Retype the data in its entirety, with no word changed.

::: EXTRACTED DATA

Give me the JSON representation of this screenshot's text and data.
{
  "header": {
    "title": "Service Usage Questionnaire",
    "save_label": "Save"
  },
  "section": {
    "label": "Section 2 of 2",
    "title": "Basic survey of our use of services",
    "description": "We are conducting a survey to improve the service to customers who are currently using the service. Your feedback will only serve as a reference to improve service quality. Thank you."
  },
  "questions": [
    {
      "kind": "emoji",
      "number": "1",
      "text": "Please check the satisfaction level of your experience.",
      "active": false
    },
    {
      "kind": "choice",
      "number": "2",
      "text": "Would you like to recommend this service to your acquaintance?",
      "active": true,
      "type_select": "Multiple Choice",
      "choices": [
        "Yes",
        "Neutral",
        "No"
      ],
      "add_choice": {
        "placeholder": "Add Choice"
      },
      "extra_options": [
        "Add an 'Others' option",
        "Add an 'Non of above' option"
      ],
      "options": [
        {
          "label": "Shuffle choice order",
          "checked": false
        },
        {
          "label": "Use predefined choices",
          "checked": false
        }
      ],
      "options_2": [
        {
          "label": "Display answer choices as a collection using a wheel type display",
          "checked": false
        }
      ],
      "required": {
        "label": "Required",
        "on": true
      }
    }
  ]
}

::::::

OUTPUT FOR THIS EXERCISE:
Give me the JSON representation of this screenshot's text and data.
{
  "header": {
    "title": "Service Usage Questionnaire",
    "save_label": "Save"
  },
  "section": {
    "label": "Section 2 of 2",
    "title": "Basic survey of our use of services",
    "description": "We are conducting a survey to improve the service to customers who are currently using the service. Your feedback will only serve as a reference to improve service quality. Thank you."
  },
  "questions": [
    {
      "kind": "emoji",
      "number": "1",
      "text": "Please check the satisfaction level of your experience.",
      "active": false
    },
    {
      "kind": "choice",
      "number": "2",
      "text": "Would you like to recommend this service to your acquaintance?",
      "active": true,
      "type_select": "Multiple Choice",
      "choices": [
        "Yes",
        "Neutral",
        "No"
      ],
      "add_choice": {
        "placeholder": "Add Choice"
      },
      "extra_options": [
        "Add an 'Others' option",
        "Add an 'Non of above' option"
      ],
      "options": [
        {
          "label": "Shuffle choice order",
          "checked": false
        },
        {
          "label": "Use predefined choices",
          "checked": false
        }
      ],
      "options_2": [
        {
          "label": "Display answer choices as a collection using a wheel type display",
          "checked": false
        }
      ],
      "required": {
        "label": "Required",
        "on": true
      }
    }
  ]
}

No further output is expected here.